BEGIN DATASET EXCERPTS

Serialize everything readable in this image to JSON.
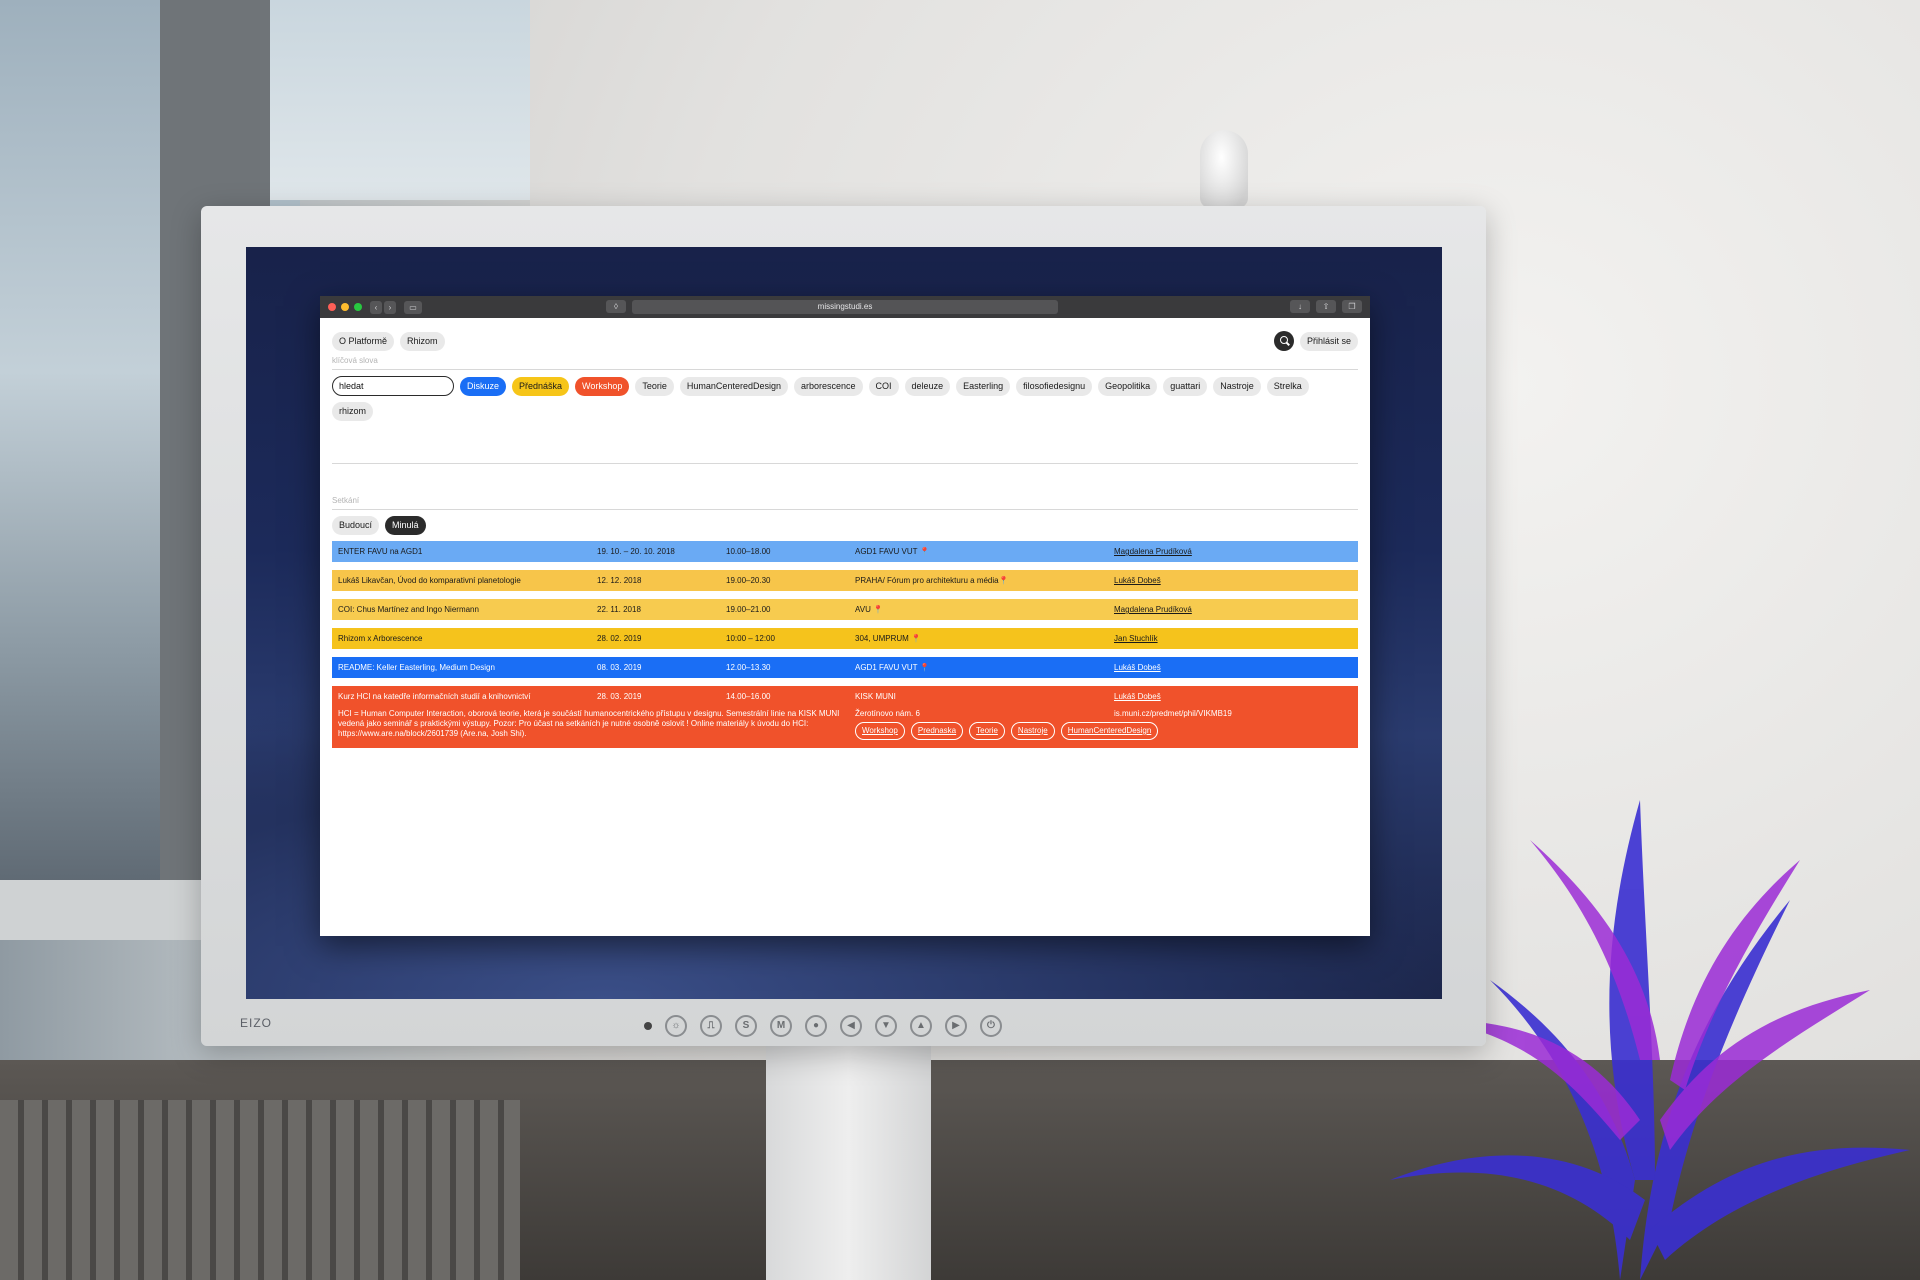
{
  "browser": {
    "url": "missingstudi.es"
  },
  "nav": {
    "about": "O Platformě",
    "rhizom": "Rhizom",
    "login": "Přihlásit se"
  },
  "keywords": {
    "label": "klíčová slova",
    "search_value": "hledat",
    "tags": [
      "Diskuze",
      "Přednáška",
      "Workshop",
      "Teorie",
      "HumanCenteredDesign",
      "arborescence",
      "COI",
      "deleuze",
      "Easterling",
      "filosofiedesignu",
      "Geopolitika",
      "guattari",
      "Nastroje",
      "Strelka",
      "rhizom"
    ]
  },
  "meetings": {
    "label": "Setkání",
    "tab_future": "Budoucí",
    "tab_past": "Minulá"
  },
  "events": [
    {
      "title": "ENTER FAVU na AGD1",
      "date": "19. 10. – 20. 10. 2018",
      "time": "10.00–18.00",
      "place": "AGD1 FAVU VUT",
      "person": "Magdalena Prudíková"
    },
    {
      "title": "Lukáš Likavčan, Úvod do komparativní planetologie",
      "date": "12. 12. 2018",
      "time": "19.00–20.30",
      "place": "PRAHA/ Fórum pro architekturu a média",
      "person": "Lukáš Dobeš"
    },
    {
      "title": "COI: Chus Martínez and Ingo Niermann",
      "date": "22. 11. 2018",
      "time": "19.00–21.00",
      "place": "AVU",
      "person": "Magdalena Prudíková"
    },
    {
      "title": "Rhizom x Arborescence",
      "date": "28. 02. 2019",
      "time": "10:00 – 12:00",
      "place": "304, UMPRUM",
      "person": "Jan Stuchlík"
    },
    {
      "title": "README: Keller Easterling, Medium Design",
      "date": "08. 03. 2019",
      "time": "12.00–13.30",
      "place": "AGD1 FAVU VUT",
      "person": "Lukáš Dobeš"
    },
    {
      "title": "Kurz HCI na katedře informačních studií a knihovnictví",
      "date": "28. 03. 2019",
      "time": "14.00–16.00",
      "place": "KISK MUNI",
      "person": "Lukáš Dobeš",
      "description": "HCI = Human Computer Interaction, oborová teorie, která je součástí humanocentrického přístupu v designu. Semestrální linie na KISK MUNI vedená jako seminář s praktickými výstupy. Pozor: Pro účast na setkáních je nutné osobně oslovit ! Online materiály k úvodu do HCI: https://www.are.na/block/2601739 (Are.na, Josh Shi).",
      "address": "Žerotínovo nám. 6",
      "link": "is.muni.cz/predmet/phil/VIKMB19",
      "tags": [
        "Workshop",
        "Prednaska",
        "Teorie",
        "Nastroje",
        "HumanCenteredDesign"
      ]
    }
  ],
  "monitor": {
    "brand": "EIZO",
    "buttons": [
      "☼",
      "⎍",
      "S",
      "M",
      "●",
      "◀",
      "▼",
      "▲",
      "▶",
      "⏻"
    ]
  },
  "colors": {
    "diskuze": "#1a6ef5",
    "prednaska": "#f6c518",
    "workshop": "#f0522b"
  }
}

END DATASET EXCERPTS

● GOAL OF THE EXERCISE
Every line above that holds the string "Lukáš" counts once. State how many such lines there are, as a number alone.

● ANSWER SPACE
4